The Human Science Research Council helps emerging social science researchers hone their skills.
|Emerging researchers in social sciences face funding and publishing challenges
|Mentors from the Human Science Research Council are helping overcome these
|The HSRC research conference showcases ‘real-world’ research findings
[ACCRA] The Human Science Research Council (HSRC) says it is reshaping the landscape for emerging researchers in Africa through its commitment to mentorship.
The HSRC provides support and guidance to the next generation of social scientists and humanities scholars, amid challenges such as funding scarcity, infrastructure limitations and difficulties transitioning into research careers.
Alude Mahali, chief research specialist in the HSRC’s Equitable Education and Economies division, told SciDev.Net: “The capacity development of emerging researchers is a national mandate of our organisation.
“We actively support these individuals through workshops, mentorship, skills transfer, knowledge sharing and, in some cases, thesis supervision.”
Mahali says mentors at the HSRC actively support emerging researchers to navigate challenges ranging from struggles with funding and publishing, to communications and networking building.
“A senior researcher is usually assigned an emerging researcher to mentor closely annually,” explained Mahali.
“We support them through various capacity development workshops, close mentorship, skills transfer, knowledge sharing … and in some cases, thesis supervision.”

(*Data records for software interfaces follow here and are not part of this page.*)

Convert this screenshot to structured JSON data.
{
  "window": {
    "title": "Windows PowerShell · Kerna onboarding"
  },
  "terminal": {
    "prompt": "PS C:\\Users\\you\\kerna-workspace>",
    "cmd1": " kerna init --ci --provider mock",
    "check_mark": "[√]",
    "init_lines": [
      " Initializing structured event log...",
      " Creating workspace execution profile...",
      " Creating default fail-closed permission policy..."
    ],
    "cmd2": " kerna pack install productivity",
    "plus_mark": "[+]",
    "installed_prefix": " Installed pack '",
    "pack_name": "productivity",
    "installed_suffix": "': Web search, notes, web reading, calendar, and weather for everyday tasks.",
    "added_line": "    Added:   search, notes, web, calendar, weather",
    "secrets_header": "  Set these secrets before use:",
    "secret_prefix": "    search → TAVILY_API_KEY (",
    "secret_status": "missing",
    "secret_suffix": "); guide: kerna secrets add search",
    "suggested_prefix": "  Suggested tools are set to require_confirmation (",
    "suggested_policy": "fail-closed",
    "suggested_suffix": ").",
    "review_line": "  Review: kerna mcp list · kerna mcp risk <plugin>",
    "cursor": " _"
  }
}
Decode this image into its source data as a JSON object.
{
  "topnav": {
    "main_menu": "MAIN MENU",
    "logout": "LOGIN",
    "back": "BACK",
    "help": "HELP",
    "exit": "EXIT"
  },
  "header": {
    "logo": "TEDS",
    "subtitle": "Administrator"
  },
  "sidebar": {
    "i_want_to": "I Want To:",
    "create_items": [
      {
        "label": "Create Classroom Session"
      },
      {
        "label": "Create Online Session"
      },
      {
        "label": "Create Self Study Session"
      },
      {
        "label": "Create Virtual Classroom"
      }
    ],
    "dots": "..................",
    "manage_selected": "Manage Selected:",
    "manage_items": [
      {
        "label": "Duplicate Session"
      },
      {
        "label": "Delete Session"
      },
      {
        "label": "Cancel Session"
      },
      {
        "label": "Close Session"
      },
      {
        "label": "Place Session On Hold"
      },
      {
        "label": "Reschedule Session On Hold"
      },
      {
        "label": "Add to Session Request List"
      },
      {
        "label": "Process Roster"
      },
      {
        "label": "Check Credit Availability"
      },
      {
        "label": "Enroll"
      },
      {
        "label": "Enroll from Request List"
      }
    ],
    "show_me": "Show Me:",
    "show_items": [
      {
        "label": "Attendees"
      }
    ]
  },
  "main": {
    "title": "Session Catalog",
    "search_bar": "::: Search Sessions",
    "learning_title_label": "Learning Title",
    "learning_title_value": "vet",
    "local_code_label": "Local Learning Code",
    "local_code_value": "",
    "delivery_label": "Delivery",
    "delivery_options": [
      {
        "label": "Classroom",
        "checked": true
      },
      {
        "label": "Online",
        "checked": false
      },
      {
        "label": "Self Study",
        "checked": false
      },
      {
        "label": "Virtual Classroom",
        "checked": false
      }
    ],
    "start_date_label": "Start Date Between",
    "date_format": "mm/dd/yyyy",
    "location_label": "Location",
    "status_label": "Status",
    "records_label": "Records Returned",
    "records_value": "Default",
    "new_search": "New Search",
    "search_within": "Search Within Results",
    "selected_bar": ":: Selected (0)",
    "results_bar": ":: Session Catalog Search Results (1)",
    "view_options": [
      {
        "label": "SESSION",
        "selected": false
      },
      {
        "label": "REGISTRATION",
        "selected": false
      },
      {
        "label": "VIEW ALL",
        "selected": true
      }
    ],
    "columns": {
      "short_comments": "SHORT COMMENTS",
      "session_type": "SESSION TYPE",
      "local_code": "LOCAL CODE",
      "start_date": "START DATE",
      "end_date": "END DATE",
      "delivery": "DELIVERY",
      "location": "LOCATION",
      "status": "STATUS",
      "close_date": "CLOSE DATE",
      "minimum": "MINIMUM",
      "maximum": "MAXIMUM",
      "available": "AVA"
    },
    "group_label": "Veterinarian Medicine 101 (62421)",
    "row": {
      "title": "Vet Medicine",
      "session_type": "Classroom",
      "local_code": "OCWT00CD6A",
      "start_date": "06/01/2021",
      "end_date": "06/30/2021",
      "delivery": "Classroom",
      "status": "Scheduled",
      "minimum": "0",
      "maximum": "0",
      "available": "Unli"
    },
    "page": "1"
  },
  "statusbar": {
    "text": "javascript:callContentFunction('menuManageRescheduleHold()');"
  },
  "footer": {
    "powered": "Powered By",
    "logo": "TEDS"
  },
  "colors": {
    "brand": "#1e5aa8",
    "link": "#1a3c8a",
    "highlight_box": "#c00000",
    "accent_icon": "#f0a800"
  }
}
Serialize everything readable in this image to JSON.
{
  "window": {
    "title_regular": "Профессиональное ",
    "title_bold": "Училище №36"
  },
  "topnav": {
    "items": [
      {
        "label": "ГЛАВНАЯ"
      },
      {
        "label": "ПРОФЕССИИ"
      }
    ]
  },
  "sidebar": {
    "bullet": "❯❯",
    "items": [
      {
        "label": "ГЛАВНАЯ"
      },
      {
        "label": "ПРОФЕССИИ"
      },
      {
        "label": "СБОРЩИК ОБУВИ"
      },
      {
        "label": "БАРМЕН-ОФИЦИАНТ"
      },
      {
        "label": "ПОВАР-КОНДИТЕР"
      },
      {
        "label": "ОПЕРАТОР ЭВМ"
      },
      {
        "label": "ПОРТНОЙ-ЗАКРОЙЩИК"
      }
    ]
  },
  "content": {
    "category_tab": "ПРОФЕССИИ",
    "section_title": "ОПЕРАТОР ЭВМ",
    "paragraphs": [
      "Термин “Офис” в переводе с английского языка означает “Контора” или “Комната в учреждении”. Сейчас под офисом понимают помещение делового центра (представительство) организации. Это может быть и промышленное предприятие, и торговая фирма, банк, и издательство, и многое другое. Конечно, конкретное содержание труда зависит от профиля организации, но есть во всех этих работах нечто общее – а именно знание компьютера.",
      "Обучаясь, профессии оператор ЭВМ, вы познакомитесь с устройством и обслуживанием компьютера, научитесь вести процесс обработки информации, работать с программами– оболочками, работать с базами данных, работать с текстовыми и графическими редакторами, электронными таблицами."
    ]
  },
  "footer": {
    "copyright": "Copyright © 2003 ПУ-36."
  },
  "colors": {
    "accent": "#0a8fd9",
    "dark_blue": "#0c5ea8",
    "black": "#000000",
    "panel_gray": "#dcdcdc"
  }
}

For senior researchers, becoming mentors helps them stay up to date with new literature, as well as offering personal fulfilment from developing new talent, Mahali added.
The HSRC also holds a biennial conference where it provides a platform for emerging research to showcase their work and engage with experts.
Its most recent research conference took place in September, in Cape Town, South Africa with the theme Next Generation Insights on Intractable National and Global Challenges.
The conference provided an opportunity for emerging researchers to develop their capabilities as social science researchers and science communicators through sharing any research they have done which responds to real-world concerns.
Jacqueline Harvey, a PhD research trainee in the Equitable Education and Economies research division, said the event was an opportunity for her to share her research with an engaged audience from diverse disciplines, providing insights from differing perspectives.
The conferences aim to nurture the next generation of social scientists and humanities scholars in South Africa, offering them the opportunity to present their research findings to a diverse audience of peers, experts, and potential collaborators.
They promote partnerships with public-sector entities, non-governmental organisations, and international development agencies, with the aim of contributing to the continent’s development.
Sharlene Swartz, HRSC divisional executive for Equitable Education and Economies, said the September conference provided the opportunity for young researchers to deepen the application of their work to address real-world challenges.
She says the HSRC also offers internships to those pursuing master’s and doctoral studies, providing opportunities to develop research skills beyond the university while earning an income.
“We believe this will enable them to hit the ground running once their graduate degrees are completed and take their place in academic and research institutions, the public sector and business enterprises,” added Swartz.
Swartz acknowledged the challenges facing new researchers such as the pathway into employment, lack of real-world experience, and fear of public presentations.
She says the HSRC is dedicated to equipping emerging researchers with the skills needed for success in academic, research, public sector, and business settings.
This article was supported by the Science Granting Councils Initiative, which aims to strengthen the institutional capacities of 18 public science funding agencies in Sub-Saharan Africa.